(Stored records)
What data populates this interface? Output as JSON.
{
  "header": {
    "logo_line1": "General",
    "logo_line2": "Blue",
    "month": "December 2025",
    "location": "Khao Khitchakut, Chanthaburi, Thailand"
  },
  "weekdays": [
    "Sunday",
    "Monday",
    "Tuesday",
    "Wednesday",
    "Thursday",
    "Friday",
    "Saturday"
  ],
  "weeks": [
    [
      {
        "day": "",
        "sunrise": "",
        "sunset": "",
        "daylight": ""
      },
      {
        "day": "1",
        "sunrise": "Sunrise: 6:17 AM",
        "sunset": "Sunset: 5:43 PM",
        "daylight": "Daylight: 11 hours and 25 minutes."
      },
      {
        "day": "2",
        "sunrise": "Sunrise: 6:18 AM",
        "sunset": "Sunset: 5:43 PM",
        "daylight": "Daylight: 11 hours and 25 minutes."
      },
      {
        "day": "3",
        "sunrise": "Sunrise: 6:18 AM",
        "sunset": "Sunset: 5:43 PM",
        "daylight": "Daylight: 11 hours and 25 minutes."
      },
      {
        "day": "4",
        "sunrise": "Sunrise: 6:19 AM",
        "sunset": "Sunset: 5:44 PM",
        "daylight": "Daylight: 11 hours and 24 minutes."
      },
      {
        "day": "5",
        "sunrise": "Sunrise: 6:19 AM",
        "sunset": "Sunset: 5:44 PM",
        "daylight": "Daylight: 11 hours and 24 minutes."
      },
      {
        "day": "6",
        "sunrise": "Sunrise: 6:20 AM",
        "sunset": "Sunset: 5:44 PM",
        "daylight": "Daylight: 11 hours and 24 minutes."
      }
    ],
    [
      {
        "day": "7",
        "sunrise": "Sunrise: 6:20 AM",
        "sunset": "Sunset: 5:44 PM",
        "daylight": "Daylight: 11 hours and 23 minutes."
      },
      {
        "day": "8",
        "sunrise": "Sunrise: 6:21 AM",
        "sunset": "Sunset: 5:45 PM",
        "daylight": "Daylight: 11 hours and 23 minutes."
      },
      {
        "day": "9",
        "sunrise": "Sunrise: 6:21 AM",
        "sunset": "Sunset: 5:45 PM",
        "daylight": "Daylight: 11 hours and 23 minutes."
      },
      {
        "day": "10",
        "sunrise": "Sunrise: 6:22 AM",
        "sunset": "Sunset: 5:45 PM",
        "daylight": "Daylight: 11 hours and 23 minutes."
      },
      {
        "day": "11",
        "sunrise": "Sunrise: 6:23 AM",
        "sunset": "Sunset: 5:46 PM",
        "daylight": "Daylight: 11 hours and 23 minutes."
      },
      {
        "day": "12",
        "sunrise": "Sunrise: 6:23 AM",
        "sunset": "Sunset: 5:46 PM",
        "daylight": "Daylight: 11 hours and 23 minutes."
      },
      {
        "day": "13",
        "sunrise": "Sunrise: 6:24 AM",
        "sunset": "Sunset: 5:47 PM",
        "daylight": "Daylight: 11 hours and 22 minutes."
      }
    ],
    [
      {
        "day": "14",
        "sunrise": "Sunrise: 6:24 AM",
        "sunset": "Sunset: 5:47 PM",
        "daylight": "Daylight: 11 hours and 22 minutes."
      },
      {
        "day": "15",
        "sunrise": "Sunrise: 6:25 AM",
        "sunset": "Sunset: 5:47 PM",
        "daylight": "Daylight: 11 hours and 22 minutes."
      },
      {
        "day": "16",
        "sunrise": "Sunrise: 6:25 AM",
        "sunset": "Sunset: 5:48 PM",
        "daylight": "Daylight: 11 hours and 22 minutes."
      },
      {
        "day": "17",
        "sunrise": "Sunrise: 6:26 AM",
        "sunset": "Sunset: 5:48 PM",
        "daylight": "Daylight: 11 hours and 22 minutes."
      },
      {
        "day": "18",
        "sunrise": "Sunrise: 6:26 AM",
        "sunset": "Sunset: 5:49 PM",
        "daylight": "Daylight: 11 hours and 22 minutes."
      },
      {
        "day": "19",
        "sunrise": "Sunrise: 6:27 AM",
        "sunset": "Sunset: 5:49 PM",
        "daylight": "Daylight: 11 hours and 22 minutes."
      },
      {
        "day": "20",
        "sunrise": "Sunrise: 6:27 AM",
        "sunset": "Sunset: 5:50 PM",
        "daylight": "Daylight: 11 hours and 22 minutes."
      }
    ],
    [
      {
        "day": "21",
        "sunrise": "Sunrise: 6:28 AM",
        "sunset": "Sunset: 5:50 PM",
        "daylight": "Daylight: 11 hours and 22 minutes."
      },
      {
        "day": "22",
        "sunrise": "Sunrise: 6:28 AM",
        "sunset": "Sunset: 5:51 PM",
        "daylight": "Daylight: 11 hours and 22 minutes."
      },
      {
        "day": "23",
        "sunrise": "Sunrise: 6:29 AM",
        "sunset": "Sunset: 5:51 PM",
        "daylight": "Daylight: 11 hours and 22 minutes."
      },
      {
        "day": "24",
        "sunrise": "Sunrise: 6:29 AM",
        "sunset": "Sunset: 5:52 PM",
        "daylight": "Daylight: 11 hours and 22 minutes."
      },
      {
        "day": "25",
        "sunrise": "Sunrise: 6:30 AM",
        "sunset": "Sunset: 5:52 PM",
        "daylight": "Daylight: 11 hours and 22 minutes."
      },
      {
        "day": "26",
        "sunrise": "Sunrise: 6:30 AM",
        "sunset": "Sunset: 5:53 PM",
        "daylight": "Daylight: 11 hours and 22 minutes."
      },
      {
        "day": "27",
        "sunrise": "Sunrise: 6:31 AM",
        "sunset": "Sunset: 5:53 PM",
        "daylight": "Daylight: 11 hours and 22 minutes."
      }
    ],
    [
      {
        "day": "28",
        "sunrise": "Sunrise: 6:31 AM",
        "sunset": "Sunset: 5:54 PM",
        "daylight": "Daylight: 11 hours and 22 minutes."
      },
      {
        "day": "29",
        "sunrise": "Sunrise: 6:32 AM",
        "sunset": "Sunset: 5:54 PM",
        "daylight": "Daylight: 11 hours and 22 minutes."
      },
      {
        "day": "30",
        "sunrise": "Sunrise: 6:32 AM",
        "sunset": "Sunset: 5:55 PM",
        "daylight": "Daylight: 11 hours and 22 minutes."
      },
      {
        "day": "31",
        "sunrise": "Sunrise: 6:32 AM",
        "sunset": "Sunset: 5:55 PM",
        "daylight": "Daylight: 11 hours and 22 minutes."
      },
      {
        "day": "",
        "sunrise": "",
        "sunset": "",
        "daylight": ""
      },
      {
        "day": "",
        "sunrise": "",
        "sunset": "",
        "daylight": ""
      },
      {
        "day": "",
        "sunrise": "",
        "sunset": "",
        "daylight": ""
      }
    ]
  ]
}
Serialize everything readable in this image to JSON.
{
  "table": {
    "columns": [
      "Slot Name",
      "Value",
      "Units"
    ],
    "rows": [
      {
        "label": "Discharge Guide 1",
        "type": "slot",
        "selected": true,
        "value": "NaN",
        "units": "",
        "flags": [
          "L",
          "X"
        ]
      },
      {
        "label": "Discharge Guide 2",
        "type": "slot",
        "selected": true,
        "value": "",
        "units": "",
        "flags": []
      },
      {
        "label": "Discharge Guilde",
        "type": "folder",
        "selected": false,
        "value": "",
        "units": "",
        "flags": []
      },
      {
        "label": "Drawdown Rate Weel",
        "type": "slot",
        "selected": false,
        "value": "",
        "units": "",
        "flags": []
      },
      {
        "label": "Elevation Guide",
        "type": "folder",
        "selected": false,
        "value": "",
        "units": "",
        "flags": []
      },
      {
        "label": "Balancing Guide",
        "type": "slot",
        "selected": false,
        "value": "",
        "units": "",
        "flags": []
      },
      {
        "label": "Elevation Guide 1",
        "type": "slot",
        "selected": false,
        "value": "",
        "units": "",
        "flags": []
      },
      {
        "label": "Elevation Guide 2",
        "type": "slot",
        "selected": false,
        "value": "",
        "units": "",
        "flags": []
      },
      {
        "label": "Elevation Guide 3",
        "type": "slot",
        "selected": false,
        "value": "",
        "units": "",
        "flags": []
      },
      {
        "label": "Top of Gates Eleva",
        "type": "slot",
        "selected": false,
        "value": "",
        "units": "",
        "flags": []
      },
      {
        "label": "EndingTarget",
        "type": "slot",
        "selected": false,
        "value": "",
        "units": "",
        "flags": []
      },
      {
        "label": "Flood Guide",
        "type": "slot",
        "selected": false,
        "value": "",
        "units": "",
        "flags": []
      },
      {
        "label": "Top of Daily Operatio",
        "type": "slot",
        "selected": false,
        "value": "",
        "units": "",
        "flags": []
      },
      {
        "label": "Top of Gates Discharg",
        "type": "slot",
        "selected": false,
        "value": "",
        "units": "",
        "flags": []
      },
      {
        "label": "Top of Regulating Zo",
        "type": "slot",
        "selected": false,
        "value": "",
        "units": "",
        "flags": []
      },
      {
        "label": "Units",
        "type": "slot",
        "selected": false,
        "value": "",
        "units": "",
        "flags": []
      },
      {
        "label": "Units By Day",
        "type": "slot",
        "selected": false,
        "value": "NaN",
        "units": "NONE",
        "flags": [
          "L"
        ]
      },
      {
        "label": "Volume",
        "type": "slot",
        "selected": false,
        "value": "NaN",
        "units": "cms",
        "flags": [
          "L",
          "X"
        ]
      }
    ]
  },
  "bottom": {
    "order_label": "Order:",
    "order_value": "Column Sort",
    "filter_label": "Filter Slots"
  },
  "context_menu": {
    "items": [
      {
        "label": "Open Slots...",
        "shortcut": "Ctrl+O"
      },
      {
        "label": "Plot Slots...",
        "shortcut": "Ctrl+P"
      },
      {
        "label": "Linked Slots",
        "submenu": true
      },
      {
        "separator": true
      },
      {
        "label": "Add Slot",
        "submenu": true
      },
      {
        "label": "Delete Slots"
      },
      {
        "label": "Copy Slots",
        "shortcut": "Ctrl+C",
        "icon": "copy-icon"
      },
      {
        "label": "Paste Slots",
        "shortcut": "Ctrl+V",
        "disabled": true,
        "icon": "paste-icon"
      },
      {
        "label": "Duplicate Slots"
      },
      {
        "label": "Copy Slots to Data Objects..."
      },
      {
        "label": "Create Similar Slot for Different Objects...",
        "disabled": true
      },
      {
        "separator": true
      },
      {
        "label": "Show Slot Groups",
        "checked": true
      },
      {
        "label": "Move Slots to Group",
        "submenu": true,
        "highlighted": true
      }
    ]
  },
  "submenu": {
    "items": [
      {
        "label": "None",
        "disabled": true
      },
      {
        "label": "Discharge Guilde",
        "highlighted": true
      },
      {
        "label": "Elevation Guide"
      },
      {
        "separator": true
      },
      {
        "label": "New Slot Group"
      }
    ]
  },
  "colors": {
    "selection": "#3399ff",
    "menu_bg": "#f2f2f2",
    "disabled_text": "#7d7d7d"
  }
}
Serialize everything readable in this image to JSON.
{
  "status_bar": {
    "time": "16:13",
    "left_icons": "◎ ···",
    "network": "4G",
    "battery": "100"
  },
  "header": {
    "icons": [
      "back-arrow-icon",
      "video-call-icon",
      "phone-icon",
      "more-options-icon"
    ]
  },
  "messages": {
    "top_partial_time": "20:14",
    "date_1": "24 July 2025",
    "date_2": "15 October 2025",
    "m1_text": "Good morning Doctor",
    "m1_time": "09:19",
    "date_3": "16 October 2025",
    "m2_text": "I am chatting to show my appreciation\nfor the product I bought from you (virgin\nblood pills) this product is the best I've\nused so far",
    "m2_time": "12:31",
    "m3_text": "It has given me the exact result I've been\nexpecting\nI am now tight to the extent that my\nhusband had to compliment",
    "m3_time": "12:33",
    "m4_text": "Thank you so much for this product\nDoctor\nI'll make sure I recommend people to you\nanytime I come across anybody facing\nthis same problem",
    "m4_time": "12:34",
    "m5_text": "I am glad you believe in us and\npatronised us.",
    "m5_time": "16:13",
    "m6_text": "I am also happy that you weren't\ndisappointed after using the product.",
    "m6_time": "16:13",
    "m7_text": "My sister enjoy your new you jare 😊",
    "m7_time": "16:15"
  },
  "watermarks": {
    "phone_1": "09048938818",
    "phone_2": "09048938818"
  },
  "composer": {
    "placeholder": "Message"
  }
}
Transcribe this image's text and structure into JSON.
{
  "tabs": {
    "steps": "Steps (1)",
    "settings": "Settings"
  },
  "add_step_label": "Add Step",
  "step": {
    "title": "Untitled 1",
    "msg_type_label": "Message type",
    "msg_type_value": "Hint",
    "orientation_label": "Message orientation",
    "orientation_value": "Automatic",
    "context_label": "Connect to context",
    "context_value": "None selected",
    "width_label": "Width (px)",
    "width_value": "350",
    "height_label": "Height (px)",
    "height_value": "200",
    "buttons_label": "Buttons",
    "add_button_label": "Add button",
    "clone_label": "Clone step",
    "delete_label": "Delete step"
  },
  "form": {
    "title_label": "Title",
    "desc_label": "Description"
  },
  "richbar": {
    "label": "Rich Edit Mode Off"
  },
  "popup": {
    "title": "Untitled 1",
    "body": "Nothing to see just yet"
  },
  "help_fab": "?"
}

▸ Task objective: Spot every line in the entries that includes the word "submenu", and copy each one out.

▸ Exercise response:
        "submenu": true
        "submenu": true
        "submenu": true,
  "submenu": {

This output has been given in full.